In early December 2015, I attended my second International Standards Organisation (ISO) Symposium as a member of the Security and Resilience Technical Committee. Representing the interests of the BCI community in Australia, most of my time at the symposium was spent in Working Group 2, whose key objective was to work on the new Organisational Resilience standard (ISO22316) in preparation for public comment and subsequent publication.
Working Group 2 brought together technical experts from around the world including UK, USA, Canada, Germany, Switzerland, and, of course, Australia. Many faces were familiar having worked with them in early 2015 on ISO TS 22317 BIA and it was great to reunite.
The task at hand was a significant challenge – especially compared to my earlier ISO22317 experience. BIA was fairly straight-forward with great clarity in the minds of the working group, whereas Organisational Resilience was very different.
The OR Challenge
The challenge of defining a standard for Organisational Resilience stems from a variety of issues. Resilience means different things to different people. My involvement in OR at an International Standards level has provided me a relatively unique perspective of the big picture issues.

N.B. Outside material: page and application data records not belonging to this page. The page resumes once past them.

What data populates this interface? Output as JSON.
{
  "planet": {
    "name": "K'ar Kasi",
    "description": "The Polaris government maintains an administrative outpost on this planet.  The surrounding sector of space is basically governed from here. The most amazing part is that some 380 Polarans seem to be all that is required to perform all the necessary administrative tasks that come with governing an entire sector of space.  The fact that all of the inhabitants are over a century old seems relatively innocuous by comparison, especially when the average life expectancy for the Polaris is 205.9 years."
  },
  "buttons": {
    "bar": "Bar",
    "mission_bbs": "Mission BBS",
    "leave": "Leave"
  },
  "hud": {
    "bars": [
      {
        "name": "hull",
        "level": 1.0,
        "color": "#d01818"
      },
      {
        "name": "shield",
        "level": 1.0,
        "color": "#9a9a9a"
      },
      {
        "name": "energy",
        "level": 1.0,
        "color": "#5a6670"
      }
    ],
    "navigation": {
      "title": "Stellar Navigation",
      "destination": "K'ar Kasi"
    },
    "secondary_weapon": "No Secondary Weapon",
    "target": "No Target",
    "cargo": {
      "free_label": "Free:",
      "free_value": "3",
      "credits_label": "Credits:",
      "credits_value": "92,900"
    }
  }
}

An earlier concept of OR introduced the concept of Levels of OR,the idea being that, as an organisation, you could decide to what extent you were going to implement an OR capability. However, some argued that OR cannot be measured; that OR was really a journey or pursuit and, as such, Levels have no meaning.
Those who emphasised the ISO 31000 Risk Management approach as a principle focus felt that the constructs of Threat Assessment, Consequence and Likelihood were the key influences for OR and, in turn, should be part of the core construct for the standards. For me, the subtle difference between Risk Management and the Management of Risk has been lost in the global debate to date. This subtle difference needs to be teased out, so the important relationship between the use of the 31000 standards and the broader concept of OR can be clearly delineated.

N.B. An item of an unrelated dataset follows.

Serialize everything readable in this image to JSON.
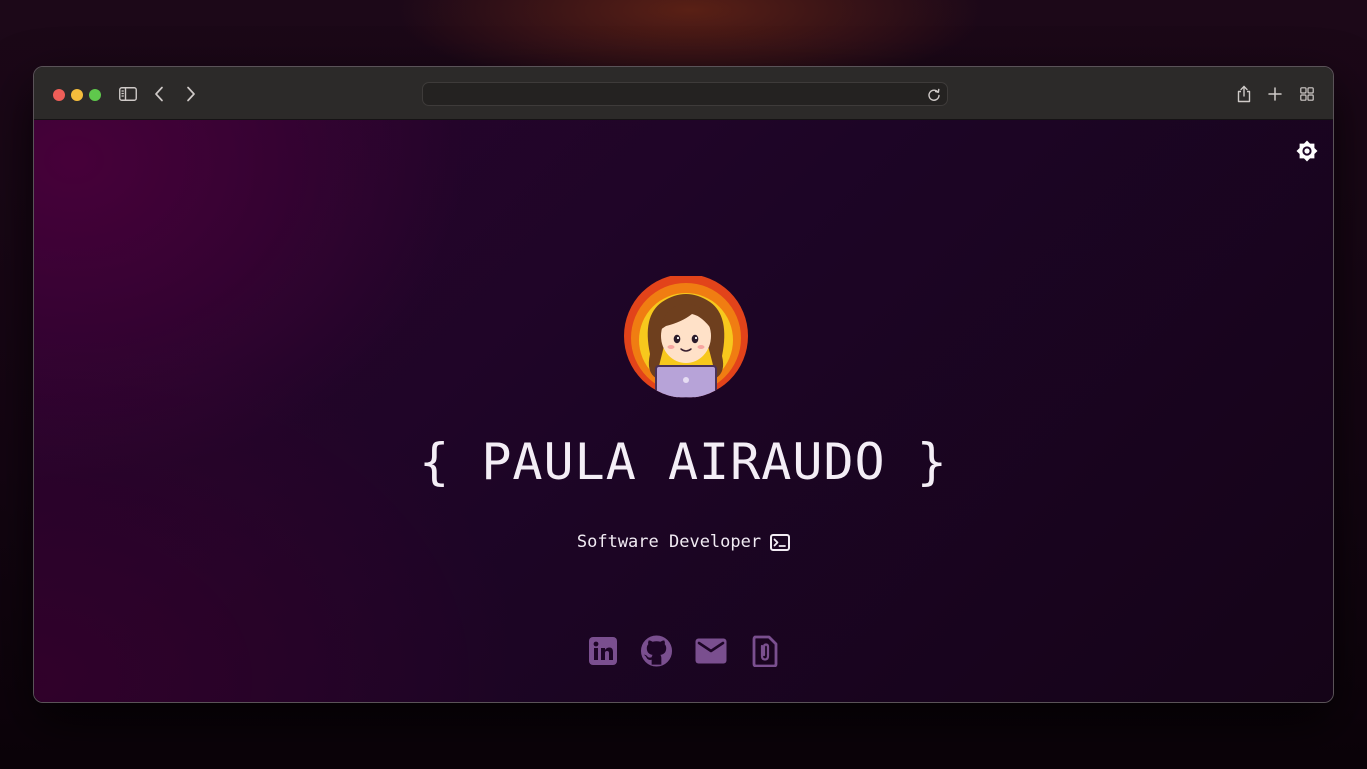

The Business Continuity sector disagreed with the sentiment that BC is a subset of Risk Management and felt that BC is a more appropriate driving influence for OR since bouncing back was relative to a disaster actually striking rather than something that might never happen.
While these debates were happening, others were making sure that other management disciplines were not being forgotten. Here some argued the merits of management disciplines that were already governed by ISO standards (e.g. Information Security Management, Change Management, Quality Management etc.) while others argued that there are a myriad of management disciplines and corporate attributes that were not defined by standards that have strong applicability to the core philosophy of OR (e.g. attributes of leadership, culture, empowerment etc.).
3 Key considerations we took when developing ISO 22316
The version of ISO 22316 OR that will soon be issued for public review is, in my opinion, a well-balanced document. Not because I had a hand in this standard but because I was part of a solid process that:
- Took into account the concerns of all those who provided feedback;
- Went back to grass-roots to define the core philosophical meaning of OR; and
- Challenged our personal beliefs (and prejudices).
Strict rules to abide by or more of a guide?
ISO 22316 is a guidance document – its content is not mandatory and you can’t be measured against it. If your organisation does decide to head down the OR path then know that there is no target in absolute terms – no definitive goal – no quantifiable measure. It’s about a journey that enhances your resilience by improving the way you think, lead, collaborate, and empower.
It really is the journey and not the destination. It’s about improving your adaptability to changing environments.
Our award-winning Business Continuity software, Linus Revive, provides you with everything you need to enhances your resilience and adapt to the ever changing threats in your environment.
To learn more about how your organistion can holistically manage your BC processes, contact the Linus team today.